The Second Department, reversing Supreme Court, determined the zoning board did not have statutory authority to impose a durational limit on a permit allowing property in a residential zone to be used as a parking lot for the adjacent restaurant:
The Board did not have the authority to impose a durational limit on a permit granted pursuant to Town Code § 70-225(E). “Judicial review of a determination by a zoning board is generally limited to determining whether the action taken by the zoning board was illegal, arbitrary and capricious, or an abuse of discretion” … . “[W]here the issue involves pure legal interpretation of statutory terms, deference [to the board] is not required” … .
“[C]onditions imposed by a Board of Zoning Appeals must be authorized by the zoning ordinance” … . “[I]f a zoning board imposes unreasonable or improper conditions, those conditions may be annulled although the variance is upheld” … .
Here, Town Code § 70-225(E) does not explicitly provide the Board with the authority to impose durational limits upon permits granted pursuant to that section. Thus, it was improper for the Board to include a five-year durational limit on a permit granted pursuant to that provision, and the durational limit must be annulled … . Matter of Citrin v Board of Zoning & Appeals of Town of N. Hempstead, 2016 NY Slip Op 06827, 2nd Dept 10-19-16

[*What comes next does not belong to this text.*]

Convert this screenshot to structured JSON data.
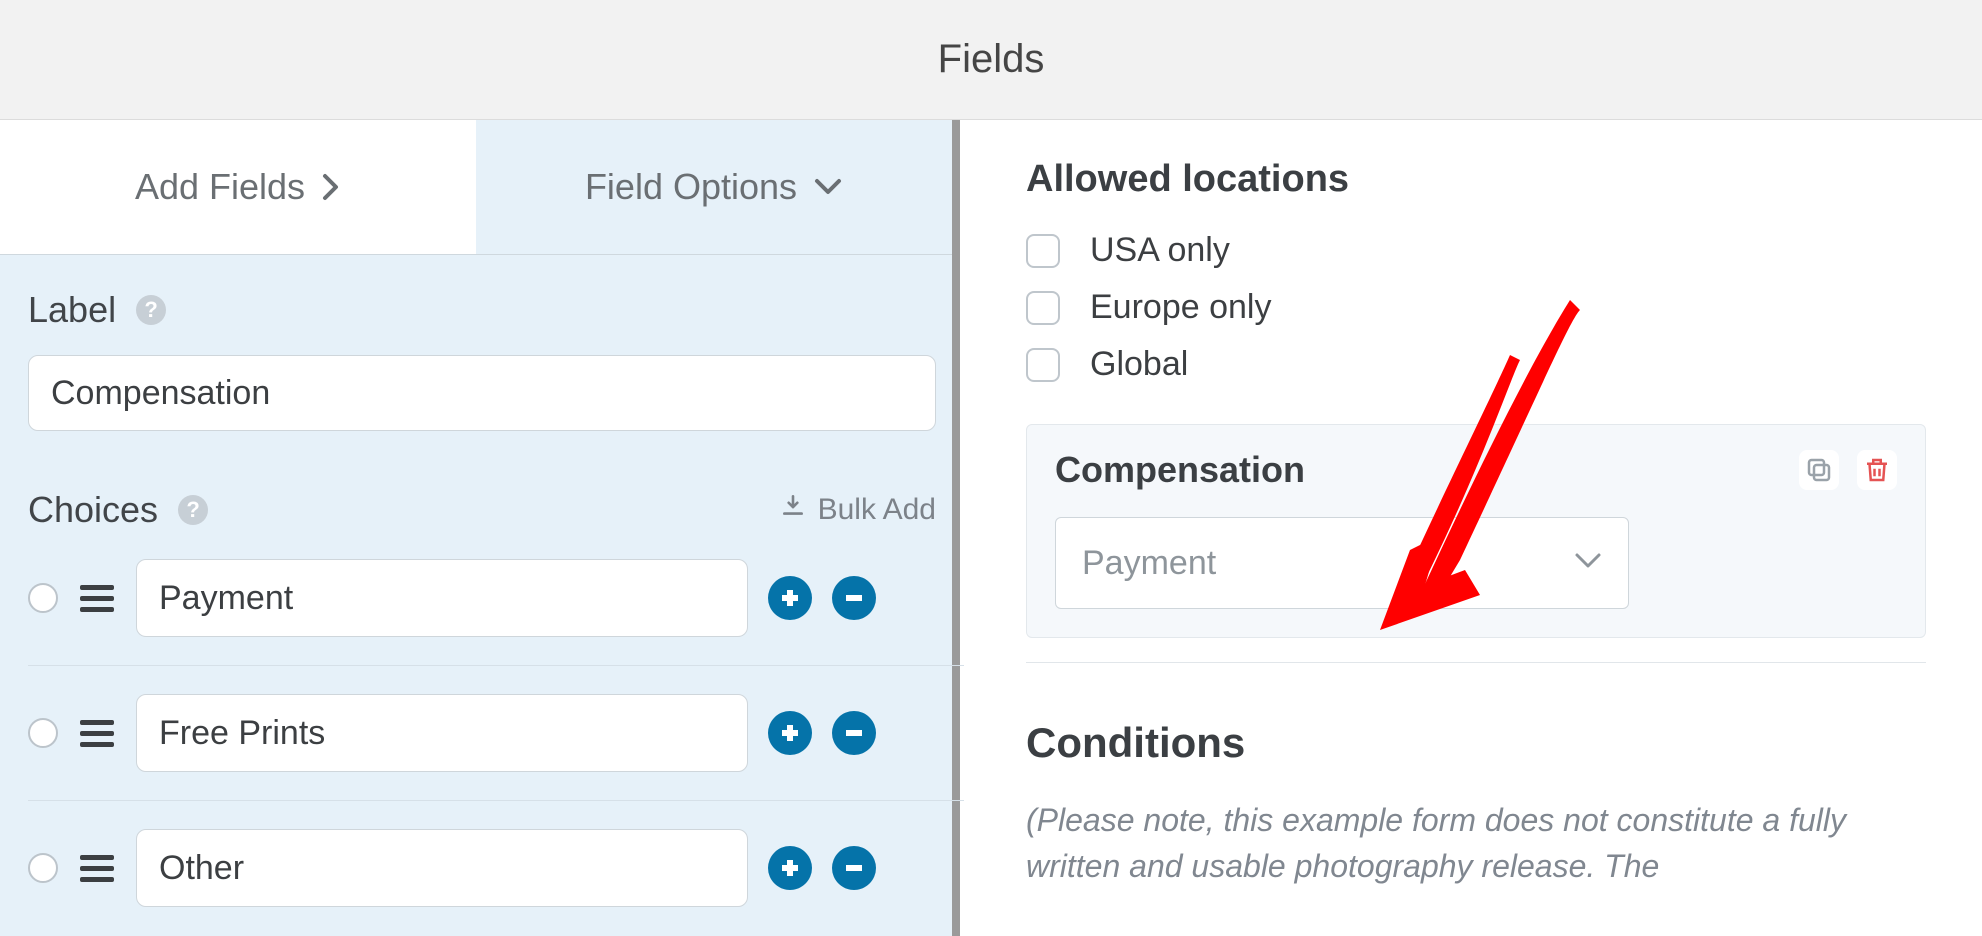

ZONING (ZONING BOARD DID NOT HAVE STATUTORY AUTHORITY TO IMPOSE DURATIONAL LIMIT ON PERMIT FOR A NONCONFORMING USE)